by Kevin Rozario (London, United Kingdom)
Airline profitability predictions for 2023 may be a touch optimistic as the IMF warns of a looming global recession.
While airline group International Air Transport Association (IATA) recently upgraded its outlook for the industry’s 2022 financial performance, thanks to faster-than-expected recovery from the Covid-19 crisis, aviation remains in a perilous state.
IATA says that airline industry losses will reduce to $9.7 billion which is better that the previous forecast which was closing in on $12 billion. These figures are significantly better than the losses of 2020 and 2021 which were $138 billion and $42 billion respectively.
“Airlines are resilient. People are flying in ever greater numbers. And cargo is performing well against a backdrop of growing economic uncertainty,” said Willie Walsh, IATA’s Director General, at the end of June. “Profitability is on the horizon for 2023. It is a time for optimism, even if there are still challenges on costs, particularly fuel, and some lingering restrictions in a few key markets.”
Keeping Costs Under Control
The association’s outlook was revised principally because airlines had managed to keep costs under control, as the industry ramped up this year.

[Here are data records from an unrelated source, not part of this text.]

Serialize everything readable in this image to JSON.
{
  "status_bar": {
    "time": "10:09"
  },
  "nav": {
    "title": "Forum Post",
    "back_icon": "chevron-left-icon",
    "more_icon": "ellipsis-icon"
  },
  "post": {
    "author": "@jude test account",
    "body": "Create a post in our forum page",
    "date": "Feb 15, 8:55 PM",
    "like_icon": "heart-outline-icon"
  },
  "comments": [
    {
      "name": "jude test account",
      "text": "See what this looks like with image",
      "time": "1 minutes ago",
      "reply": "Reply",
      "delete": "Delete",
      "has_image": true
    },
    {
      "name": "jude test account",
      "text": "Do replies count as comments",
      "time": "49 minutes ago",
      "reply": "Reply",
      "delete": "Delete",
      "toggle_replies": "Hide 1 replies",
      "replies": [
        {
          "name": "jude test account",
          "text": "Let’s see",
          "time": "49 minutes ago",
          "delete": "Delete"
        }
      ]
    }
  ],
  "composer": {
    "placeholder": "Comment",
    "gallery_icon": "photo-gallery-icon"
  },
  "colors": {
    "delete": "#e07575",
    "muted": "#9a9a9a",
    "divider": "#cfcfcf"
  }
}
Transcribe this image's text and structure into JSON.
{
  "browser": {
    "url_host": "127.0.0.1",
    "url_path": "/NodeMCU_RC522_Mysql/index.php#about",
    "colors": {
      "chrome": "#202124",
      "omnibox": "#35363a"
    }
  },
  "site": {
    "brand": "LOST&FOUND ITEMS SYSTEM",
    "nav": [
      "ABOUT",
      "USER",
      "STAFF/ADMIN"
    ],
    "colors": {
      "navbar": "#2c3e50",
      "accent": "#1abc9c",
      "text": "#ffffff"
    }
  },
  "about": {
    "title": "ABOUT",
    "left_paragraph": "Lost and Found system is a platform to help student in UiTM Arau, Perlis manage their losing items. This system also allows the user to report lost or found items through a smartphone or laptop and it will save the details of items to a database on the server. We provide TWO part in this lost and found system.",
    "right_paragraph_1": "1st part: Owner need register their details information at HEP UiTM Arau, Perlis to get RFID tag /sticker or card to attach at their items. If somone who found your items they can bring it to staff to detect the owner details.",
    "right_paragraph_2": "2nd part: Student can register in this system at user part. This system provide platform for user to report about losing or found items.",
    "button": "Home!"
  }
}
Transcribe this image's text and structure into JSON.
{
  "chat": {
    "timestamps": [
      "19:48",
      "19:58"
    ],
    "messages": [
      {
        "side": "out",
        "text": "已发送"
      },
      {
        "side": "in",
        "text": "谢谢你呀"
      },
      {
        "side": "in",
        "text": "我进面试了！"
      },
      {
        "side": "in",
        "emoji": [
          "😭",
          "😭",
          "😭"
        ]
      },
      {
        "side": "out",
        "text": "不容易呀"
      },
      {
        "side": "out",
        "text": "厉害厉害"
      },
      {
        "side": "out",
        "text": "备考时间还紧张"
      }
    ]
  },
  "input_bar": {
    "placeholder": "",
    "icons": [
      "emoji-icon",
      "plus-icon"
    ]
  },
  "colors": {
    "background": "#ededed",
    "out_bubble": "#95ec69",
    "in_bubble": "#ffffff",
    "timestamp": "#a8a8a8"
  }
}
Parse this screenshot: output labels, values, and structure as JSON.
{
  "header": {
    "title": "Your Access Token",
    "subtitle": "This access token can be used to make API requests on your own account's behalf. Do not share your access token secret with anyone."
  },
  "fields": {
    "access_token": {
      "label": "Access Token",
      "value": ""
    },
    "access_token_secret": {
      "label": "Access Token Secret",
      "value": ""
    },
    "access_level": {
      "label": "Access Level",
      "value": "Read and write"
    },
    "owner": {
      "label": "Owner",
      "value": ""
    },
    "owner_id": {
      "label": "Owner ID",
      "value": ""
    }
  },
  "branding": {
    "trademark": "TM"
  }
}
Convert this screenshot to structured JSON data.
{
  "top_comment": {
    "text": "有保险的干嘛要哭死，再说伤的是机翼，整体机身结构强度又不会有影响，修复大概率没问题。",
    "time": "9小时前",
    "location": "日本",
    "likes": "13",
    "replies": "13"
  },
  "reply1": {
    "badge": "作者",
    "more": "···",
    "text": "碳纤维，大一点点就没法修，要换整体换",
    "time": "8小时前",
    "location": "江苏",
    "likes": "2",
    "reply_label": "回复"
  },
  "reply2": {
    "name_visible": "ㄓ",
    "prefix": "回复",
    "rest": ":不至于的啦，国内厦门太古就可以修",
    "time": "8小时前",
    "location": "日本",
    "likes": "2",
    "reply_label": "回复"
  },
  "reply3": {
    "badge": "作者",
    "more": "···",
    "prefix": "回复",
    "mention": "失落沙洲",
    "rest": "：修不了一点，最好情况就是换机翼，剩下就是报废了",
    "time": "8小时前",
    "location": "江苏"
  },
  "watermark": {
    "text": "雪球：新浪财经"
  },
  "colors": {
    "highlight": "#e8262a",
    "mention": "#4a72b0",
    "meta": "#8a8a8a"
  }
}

Airlines held costs to a 44% increase while revenues increased 55%.
“As the industry returns to more normal levels of production and with high fuel costs likely to stay for a while, profitability will depend on continued cost control,” said Walsh. “And that encompasses the value chain. Our suppliers, including airports and air navigation service providers, need to be as focused on controlling costs as their customers to support the industry’s recovery.”
But there remain a number of other headwinds: from labor shortages to flight cancellations – both of which are partly the result of slashing costs – and the loss of consumer spending power due to inflation just as air fares are going up.
So is the profitability forecast a bit optimistic or will it be more nuanced? Khair Mirza, Regional Director at Modalis Infrastructure Partners, discussed the situation with the Malaysian business station BFM. He said: “Travel levels have returned or even surpassed pre-pandemic levels in some hubs, for example in Turkey and the US. What seems to be the trend is that well-capitalized carriers, or well-supported national carriers, have done less badly than privately capitalized airlines.”
Low-cost Versus Full-service
With low-cost airlines generally relying on private investment and funding, Mirza commented: “Leisure has suffered a little bit more than other forms of travel, and the low-cost carrier model has been more vulnerable during this period of time. Some full-service carriers also had very robust cargo capacity and that has helped them. It is nuanced from market to market.”
The general trend seems to be that full-service carriers with good cargo capacities did better. But Mirza warned: “I would hesitate to apply that to the whole industry moving forward as there are many other elements in the value chain that will have an impact on winners and losers.”
Mirza also contrasted approaches in Asian markets leading to different outcomes. For example, in Thailand the state has pulled back a little, allowing private carriers more options to take up capacities. “The reverse has happened in Singapore where the national carrier has taken most of the rebound in capacity,” he said. “Between Thailand, Malaysia and Singapore you have a whole spectrum of different outcomes.”
For the full radio interview please click here.
[Main image: Boeing 777-200 courtesy of Singapore Airlines.]